AS A scholar, Dee played his part in other aspects of Elizabethan culture. He was interested in English and Welsh history, particularly the work of Geoffrey of Monmouth (1100- c.1155), and the latter’s accounts of King Arthur.
Dee maintained that Arthur’s conquests were more extensive than Monmouth had recorded, and that, in 1170, a Welsh prince, Madoc, had sailed to America — now (in the late 16th century) itself undergoing European exploration.
For Dee, prior territorial claims alongside contemporary English overseas settlement meant that a “British Impire” now existed. He coined the term, which first appeared in English in his General and Rare Memorials. For him, the “British Empire” encompassed the seas around the island, reaching as far as the Habsburg and French coasts, Scotland, and the (as he saw it) rediscovered lands of north-east America.
Dee’s scholarship also assisted the physical expansion of the late Elizabethan world. Consulted by Gilbert and Hakluyt, in the 1570s he also acted as a navigation adviser for all three of Martin Frobisher’s voyages in search of a north-west passage to India and China.
In the 1580s, he was associated with ventures in North America, including reassuring those involved of their prior right to annex the territory now known as Massachusetts, on the grounds that Prince Madoc’s claim had preceded Pope Alexander VI’s division of the New World between Spain and Portugal in 1494.
DEE was consulted on time as well as space. The government sought his advice regarding Pope Gregory XIII’s reform of the calendar, which the Pope had announced in 1582. Dee recommended acceptance, which would have involved moving the calendar forwards by ten days. Episcopal opposition, however, meant that the Gregorian calendar was not adopted in Britain until 1752.
Dee might be deemed a courtier in both personal and professional terms. He enjoyed a good relationship with the Queen throughout her reign, advising her (at her request) on, for instance, scientific matters (notably astronomy), marriage, and the threat of the Spanish Armada.
His visits to Continental Europe may also have involved spying, and reporting to her.
Dee’s acquisition of books, his championing of mathematics, and his detailed study and practice of astrology and alchemy were integral to the Elizabethan intellectual environment. His reputation, however, both in life and death, was mixed — not least as the possible inspiration of Marlowe’s Dr Faustus, and also of Shakespeare’s Prospero.
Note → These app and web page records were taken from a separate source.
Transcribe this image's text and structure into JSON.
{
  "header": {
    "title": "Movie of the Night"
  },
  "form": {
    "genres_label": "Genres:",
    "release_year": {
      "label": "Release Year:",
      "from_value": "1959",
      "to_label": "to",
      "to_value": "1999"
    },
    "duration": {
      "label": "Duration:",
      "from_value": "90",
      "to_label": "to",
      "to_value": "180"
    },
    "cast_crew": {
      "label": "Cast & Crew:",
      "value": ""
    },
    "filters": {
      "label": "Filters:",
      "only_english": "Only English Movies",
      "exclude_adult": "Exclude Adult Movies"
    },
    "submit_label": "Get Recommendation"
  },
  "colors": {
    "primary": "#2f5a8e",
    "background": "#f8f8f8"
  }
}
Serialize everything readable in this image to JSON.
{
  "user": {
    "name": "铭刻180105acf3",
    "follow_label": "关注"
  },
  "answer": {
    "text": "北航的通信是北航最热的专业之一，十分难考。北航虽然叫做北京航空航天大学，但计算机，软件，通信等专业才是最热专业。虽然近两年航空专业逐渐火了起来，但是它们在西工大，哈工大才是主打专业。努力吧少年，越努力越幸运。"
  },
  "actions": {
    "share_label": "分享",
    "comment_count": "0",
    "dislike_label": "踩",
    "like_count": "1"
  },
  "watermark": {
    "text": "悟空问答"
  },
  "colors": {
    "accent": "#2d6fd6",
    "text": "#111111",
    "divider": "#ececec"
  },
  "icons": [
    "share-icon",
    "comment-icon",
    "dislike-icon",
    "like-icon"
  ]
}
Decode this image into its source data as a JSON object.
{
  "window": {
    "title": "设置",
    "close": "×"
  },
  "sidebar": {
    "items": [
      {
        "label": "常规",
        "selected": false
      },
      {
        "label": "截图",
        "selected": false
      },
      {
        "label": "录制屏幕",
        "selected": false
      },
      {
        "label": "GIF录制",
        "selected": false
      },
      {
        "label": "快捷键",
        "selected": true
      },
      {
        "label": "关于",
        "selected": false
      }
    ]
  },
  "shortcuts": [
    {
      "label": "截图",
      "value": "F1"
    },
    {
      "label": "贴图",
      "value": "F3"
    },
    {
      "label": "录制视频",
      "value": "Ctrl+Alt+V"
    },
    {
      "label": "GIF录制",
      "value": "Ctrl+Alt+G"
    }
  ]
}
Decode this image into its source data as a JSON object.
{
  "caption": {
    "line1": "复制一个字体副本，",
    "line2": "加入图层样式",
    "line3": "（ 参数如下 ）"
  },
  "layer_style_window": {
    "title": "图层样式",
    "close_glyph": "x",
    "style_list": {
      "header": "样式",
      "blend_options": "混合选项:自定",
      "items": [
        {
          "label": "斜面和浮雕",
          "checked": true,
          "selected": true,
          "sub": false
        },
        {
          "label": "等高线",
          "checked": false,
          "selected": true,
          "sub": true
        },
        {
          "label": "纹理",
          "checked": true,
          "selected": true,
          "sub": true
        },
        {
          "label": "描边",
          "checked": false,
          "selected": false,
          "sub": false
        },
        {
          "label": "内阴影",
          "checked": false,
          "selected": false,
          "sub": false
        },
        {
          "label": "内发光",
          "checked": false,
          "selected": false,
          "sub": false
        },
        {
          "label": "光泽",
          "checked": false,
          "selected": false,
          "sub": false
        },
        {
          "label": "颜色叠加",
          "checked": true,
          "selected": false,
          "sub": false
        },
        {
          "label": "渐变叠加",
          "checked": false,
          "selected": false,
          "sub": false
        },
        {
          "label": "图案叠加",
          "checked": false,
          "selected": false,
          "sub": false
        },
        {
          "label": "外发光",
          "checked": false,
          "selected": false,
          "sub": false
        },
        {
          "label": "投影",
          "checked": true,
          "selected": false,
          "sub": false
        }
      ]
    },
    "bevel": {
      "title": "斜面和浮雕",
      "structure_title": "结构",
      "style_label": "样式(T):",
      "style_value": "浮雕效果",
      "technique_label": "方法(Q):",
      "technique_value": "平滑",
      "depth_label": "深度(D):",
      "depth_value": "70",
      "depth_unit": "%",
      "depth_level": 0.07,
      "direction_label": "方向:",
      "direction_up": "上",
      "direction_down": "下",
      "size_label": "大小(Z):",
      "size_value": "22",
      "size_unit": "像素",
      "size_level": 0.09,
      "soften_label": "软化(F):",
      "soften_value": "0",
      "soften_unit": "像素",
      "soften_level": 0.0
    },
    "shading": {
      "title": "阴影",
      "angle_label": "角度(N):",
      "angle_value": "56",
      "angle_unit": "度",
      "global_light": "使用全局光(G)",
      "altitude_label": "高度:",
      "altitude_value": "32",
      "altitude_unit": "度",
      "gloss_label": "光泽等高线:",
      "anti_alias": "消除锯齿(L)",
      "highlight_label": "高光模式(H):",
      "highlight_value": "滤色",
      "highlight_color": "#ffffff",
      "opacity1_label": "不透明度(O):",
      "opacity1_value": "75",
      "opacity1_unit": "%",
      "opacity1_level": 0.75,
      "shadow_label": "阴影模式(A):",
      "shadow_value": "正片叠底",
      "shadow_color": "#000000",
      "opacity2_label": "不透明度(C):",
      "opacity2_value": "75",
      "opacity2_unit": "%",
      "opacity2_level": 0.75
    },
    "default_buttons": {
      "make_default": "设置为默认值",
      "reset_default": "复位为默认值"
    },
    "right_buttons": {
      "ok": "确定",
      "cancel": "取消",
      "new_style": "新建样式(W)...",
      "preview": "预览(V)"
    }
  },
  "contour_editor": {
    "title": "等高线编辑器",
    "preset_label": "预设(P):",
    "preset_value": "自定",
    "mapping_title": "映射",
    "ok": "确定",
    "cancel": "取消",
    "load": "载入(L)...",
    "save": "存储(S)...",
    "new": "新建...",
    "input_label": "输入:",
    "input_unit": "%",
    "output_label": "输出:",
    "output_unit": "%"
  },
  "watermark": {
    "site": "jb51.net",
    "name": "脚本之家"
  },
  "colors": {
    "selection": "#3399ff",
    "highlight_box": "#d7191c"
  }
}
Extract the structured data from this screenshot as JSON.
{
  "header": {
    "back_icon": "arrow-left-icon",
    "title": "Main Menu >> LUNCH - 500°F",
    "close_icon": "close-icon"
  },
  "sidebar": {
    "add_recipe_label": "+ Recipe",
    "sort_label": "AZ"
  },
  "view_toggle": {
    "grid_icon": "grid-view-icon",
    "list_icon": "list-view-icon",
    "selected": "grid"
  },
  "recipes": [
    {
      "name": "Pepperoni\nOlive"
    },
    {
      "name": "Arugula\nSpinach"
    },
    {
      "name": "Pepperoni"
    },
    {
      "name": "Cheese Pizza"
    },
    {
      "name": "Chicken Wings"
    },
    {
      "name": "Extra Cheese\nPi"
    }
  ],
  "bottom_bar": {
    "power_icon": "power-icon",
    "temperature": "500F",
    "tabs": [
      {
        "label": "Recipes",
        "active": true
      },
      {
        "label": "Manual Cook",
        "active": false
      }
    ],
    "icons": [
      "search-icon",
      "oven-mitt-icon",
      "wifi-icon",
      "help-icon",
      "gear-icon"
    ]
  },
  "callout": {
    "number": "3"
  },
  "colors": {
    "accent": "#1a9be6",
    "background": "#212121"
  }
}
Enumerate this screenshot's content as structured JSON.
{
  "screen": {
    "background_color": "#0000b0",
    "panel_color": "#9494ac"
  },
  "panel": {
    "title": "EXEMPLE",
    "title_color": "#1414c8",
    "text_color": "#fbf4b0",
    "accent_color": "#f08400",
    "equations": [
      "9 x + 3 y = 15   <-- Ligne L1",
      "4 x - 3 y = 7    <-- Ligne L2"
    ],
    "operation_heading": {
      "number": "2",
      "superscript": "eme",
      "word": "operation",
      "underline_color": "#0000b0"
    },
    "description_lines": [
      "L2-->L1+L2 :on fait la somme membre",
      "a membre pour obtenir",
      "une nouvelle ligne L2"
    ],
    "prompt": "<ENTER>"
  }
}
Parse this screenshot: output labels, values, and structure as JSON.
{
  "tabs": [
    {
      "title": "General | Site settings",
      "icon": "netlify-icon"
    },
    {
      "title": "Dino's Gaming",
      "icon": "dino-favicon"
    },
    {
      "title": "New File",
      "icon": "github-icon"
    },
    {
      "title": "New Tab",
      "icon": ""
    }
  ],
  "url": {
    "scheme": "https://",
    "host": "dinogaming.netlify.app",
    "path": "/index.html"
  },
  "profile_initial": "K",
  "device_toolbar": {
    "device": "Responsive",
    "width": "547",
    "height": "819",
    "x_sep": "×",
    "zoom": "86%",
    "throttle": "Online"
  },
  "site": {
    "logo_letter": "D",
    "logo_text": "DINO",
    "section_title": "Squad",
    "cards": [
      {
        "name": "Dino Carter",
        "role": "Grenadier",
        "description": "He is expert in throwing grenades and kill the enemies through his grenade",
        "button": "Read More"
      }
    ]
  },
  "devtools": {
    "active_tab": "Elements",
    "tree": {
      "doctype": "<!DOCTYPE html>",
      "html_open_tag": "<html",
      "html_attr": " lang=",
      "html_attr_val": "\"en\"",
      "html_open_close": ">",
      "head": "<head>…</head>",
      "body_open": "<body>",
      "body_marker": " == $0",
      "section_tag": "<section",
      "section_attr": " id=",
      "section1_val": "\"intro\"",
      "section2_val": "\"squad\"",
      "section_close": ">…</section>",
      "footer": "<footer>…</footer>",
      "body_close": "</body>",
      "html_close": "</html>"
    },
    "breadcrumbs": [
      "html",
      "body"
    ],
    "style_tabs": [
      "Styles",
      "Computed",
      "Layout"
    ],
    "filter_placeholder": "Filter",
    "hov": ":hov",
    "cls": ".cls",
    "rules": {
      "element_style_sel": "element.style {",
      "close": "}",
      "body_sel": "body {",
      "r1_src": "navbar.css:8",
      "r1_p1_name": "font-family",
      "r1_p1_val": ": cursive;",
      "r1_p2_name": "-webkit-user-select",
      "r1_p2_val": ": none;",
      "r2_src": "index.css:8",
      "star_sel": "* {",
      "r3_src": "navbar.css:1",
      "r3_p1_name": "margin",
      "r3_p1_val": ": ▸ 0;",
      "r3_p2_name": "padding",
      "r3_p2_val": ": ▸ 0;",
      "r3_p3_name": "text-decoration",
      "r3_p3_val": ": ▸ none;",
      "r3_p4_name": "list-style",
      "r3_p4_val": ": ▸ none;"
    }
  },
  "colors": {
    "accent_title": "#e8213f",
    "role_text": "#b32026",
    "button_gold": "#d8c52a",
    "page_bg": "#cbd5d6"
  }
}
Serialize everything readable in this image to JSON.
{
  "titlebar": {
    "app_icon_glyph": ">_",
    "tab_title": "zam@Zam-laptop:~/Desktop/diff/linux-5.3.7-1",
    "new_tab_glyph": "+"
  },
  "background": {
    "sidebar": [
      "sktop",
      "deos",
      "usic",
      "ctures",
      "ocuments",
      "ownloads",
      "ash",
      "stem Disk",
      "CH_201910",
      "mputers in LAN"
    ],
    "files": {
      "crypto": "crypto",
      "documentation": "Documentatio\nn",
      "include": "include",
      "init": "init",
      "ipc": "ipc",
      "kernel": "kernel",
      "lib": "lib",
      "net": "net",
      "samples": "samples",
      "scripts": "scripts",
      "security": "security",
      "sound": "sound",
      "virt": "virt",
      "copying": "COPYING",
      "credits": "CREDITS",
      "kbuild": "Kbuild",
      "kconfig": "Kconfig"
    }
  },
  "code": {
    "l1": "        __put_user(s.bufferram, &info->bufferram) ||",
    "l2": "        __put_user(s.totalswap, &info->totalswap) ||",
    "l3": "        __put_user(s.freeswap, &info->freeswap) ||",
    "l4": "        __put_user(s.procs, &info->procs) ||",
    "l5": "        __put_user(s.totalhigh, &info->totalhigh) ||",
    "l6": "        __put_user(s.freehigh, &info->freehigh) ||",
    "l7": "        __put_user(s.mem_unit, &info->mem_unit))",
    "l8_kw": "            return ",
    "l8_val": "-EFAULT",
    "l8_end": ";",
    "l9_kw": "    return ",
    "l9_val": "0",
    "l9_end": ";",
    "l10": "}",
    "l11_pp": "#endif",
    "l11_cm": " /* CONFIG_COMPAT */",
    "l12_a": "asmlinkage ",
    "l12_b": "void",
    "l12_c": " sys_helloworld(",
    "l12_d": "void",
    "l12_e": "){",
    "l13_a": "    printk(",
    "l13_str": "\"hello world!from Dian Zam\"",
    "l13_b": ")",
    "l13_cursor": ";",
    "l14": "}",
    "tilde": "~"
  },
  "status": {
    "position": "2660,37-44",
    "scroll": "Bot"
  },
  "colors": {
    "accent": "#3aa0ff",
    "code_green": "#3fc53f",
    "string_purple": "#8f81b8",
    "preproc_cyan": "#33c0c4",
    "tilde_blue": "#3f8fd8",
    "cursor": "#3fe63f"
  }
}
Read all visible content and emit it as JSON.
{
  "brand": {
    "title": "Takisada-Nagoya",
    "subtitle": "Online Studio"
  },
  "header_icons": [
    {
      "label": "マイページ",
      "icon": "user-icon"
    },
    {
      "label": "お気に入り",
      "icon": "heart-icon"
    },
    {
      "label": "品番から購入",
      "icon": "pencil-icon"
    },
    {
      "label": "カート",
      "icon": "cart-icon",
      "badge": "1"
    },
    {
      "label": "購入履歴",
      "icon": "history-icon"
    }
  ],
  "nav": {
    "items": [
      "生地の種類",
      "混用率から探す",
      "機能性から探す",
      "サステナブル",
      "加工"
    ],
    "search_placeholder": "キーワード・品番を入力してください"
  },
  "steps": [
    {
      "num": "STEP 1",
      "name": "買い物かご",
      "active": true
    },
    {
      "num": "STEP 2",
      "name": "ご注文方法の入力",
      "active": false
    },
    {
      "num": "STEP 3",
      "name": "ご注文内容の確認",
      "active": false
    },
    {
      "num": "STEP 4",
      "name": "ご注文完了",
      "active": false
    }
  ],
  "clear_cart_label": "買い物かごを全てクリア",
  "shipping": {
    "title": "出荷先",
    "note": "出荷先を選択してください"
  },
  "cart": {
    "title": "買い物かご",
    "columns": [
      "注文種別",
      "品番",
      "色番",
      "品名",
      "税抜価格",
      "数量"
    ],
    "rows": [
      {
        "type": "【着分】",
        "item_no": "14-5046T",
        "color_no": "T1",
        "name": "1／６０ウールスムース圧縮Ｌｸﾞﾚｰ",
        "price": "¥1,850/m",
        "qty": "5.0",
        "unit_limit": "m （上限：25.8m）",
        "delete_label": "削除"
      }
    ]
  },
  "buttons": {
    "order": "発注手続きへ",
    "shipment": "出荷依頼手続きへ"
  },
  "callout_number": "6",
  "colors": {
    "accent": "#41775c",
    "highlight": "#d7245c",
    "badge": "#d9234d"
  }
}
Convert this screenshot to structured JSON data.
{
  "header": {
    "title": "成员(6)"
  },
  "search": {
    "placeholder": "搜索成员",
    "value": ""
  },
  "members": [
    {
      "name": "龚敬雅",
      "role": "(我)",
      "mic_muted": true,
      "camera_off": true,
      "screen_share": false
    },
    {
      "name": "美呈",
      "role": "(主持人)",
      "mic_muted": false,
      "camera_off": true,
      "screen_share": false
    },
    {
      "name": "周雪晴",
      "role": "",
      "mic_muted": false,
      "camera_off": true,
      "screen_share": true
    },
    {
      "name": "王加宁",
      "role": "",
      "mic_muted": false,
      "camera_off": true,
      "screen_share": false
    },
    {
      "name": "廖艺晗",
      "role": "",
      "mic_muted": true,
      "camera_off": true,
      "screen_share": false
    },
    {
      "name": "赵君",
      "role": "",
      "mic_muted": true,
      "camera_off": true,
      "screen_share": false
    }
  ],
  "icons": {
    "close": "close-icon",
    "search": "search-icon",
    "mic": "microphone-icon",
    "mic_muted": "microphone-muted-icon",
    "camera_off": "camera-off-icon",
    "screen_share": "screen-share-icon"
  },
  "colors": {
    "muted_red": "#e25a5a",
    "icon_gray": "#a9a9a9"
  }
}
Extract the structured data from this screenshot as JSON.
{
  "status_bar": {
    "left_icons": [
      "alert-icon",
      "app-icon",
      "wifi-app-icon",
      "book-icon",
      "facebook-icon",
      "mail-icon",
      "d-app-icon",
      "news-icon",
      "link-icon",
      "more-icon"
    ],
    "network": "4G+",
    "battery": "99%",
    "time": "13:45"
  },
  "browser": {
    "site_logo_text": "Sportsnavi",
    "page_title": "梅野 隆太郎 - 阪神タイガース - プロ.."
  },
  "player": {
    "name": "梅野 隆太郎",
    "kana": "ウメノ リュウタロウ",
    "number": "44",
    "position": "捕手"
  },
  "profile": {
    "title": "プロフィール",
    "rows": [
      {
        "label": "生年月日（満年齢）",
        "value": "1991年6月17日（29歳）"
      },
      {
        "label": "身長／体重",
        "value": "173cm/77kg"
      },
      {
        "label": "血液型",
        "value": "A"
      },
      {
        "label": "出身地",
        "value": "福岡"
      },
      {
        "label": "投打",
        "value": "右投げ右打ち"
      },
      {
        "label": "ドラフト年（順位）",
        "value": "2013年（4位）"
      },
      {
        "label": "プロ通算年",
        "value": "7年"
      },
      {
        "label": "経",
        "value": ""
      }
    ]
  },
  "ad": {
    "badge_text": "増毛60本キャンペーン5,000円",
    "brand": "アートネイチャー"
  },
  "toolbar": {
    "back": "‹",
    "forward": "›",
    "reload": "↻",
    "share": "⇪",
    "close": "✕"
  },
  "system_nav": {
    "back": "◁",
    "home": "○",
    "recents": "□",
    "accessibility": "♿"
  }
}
As a spy, he may have bequeathed a further literary legacy. Some claim that Dee’s number was (“lucky”) seven, and that, when writing to the Queen, he prefaced this with two “O”s — possibly to represent her eyes, or to denote that it was for her eyes only; she in turn signed herself “M”. Ian Fleming was reportedly reading a biography of Dee as he wrote the first Bond novel . . .
Peter Street is a historian.
Scholar, Courtier, Magician: The Lost Library of John Dee is at the Royal College of Physicians, 18 January-29 July (admission free).